There are two words, however, that you may not have associated with cancer: books and reading. At the Huntsman Cancer Institute in Salt Lake City, books and reading play a special role in treatment.
Huntsman Cancer Institute, part of the University of Utah health sciences, is a leader in cancer research, education and treatment. There are many strategies employed by the institute as part of its "mission of hope," each designed to help alleviate the suffering of cancer patients and their families.
One such effort is to provide books and magazines to read during the long hours of wait and treatment time.
"Cancer treatment involves a lot of waiting and sitting," Carol Higginson, a senior clinical research coordinator for HCI, explained.
"I see patients that have radiation treatments five days a week, each session about 20 minutes long, as well as chemotherapy sessions once a week that can last up to eight hours."
For these treatments, patients have limited mobility. Higginson also said that patients, in addition to treatments, have one to three doctor appointments a week and weekly blood work appointments, which vary in length.
"We wanted a way to make the wait-room time better, to minimize the effect of wait time during treatments and also to improve the emotional impact of what our patients and their families are going through," Blanca Raphael, manager of Patient and Family Resources, said. "So we started collecting magazines and books."
Employees of HCI constantly collect reading material, dropping it in designated milk crates placed in the office areas. These are then collected and sorted by volunteers and distributed to the eight clinics. Four of these clinics have book carts with signs that read, "Free books. Please take one."
HCI patients don't have to worry about returning the free books. However, most will return a book, plus more.
"Patients always bring back more books. It's a pay-it-forward kind of thing. The goodness is contagious," Raphael reported. She hopes to have more book carts in the future.
Anyone who loves to read knows the joy of escaping into another world for a time, letting go of worries and stress. "Reading is a calming distraction for our patients, so we do all we can to help facilitate it," Raphael said.
Jane Ellsworth was diagnosed with acute lymphoblastic leukemia in August 2003, when she was 19 years old.
"Reading was very important to me as a cancer patient," Ellsworth said. "It was a way to pass the time and a way to escape from the unpleasant parts of my chemo reality."
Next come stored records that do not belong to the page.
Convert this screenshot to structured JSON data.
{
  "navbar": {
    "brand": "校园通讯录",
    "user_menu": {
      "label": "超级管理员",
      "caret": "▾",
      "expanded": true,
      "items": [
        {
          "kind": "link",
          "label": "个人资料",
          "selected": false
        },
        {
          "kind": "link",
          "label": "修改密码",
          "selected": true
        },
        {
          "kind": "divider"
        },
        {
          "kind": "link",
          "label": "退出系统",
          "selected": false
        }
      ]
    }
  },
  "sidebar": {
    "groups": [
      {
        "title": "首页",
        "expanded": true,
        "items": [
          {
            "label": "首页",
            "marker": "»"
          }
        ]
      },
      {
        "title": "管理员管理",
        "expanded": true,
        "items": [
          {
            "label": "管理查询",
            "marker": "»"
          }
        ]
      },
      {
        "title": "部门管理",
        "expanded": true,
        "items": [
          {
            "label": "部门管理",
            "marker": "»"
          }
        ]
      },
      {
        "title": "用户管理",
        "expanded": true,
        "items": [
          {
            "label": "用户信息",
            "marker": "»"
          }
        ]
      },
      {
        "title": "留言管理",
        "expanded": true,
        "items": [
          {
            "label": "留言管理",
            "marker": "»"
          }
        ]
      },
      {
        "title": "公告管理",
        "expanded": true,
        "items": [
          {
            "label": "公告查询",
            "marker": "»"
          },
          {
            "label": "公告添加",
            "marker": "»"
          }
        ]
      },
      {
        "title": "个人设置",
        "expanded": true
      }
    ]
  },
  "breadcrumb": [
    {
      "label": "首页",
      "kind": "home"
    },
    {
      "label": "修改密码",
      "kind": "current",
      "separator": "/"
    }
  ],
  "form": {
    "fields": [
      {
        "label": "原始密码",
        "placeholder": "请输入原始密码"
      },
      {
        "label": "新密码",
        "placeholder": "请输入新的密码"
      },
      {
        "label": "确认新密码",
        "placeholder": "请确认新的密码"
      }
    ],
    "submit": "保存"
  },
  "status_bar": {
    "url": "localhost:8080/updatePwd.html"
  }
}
Books have also helped families come together during the cancer-treatment process. "When I got too sick and weak to hold up a book for long periods of time, my mom would read aloud to me," Ellsworth recalled. "Reading was such a comfort and brought me peace at a really hard time of my life."
Thanks to successful treatment, Ellsworth has been cancer-free for six years and has two children. She continues to love reading.Comment on this story
HCI's book drive shows the power and value of books and reading and is an example of people coming together to help others.
Donations of books and magazines are welcomed by the hospital.
Needed are books in good condition (quick reads preferred), magazines current within the last three months (more magazines appropriate for men are greatly needed), and books on tape (big need).
Donations may be dropped off at the information desk, just inside the hospital's main entrance at 1950 Circle of Hope at the University of Utah. Donation receipts for tax purposes are given.
Teri Harman writes and reads from home amid the chaos of three young children. Her bi-weekly column, Book Matters, appears on ksl.com and in the Deseret News. For more book fun, visit book-matters.com.